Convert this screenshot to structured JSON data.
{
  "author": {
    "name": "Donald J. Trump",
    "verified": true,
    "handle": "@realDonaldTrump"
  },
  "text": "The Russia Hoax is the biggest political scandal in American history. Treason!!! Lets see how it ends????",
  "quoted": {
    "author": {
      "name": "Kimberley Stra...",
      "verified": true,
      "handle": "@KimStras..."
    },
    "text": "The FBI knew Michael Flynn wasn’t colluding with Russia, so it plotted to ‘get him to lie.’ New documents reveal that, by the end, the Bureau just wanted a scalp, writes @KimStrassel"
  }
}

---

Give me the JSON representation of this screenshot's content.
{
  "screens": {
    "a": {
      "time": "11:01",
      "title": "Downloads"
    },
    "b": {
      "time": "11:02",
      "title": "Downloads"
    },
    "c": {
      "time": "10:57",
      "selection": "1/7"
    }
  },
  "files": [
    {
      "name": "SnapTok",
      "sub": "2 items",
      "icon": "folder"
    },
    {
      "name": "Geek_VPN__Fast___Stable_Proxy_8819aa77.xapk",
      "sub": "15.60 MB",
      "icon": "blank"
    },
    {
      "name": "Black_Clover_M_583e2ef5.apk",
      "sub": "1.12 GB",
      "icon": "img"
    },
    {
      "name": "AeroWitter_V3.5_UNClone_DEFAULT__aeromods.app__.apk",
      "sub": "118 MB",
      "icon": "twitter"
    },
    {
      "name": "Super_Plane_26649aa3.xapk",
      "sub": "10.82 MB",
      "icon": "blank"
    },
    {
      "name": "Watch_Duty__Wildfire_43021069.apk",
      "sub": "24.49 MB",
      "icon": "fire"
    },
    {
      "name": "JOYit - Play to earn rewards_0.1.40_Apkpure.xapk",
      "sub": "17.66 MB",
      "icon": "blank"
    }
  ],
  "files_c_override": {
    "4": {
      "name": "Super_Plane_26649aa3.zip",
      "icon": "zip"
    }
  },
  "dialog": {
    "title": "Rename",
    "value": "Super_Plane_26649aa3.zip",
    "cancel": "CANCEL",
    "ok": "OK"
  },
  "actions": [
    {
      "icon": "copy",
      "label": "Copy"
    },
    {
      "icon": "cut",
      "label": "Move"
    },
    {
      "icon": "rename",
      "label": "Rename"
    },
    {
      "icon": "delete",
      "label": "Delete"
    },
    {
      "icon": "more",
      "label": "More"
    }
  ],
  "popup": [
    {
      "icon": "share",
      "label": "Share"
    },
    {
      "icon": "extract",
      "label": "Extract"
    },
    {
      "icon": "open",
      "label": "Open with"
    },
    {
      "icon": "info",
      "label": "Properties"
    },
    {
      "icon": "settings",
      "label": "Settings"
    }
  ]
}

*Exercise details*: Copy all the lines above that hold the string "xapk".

*Exercise response*:
      "name": "Geek_VPN__Fast___Stable_Proxy_8819aa77.xapk",
      "name": "Super_Plane_26649aa3.xapk",
      "name": "JOYit - Play to earn rewards_0.1.40_Apkpure.xapk",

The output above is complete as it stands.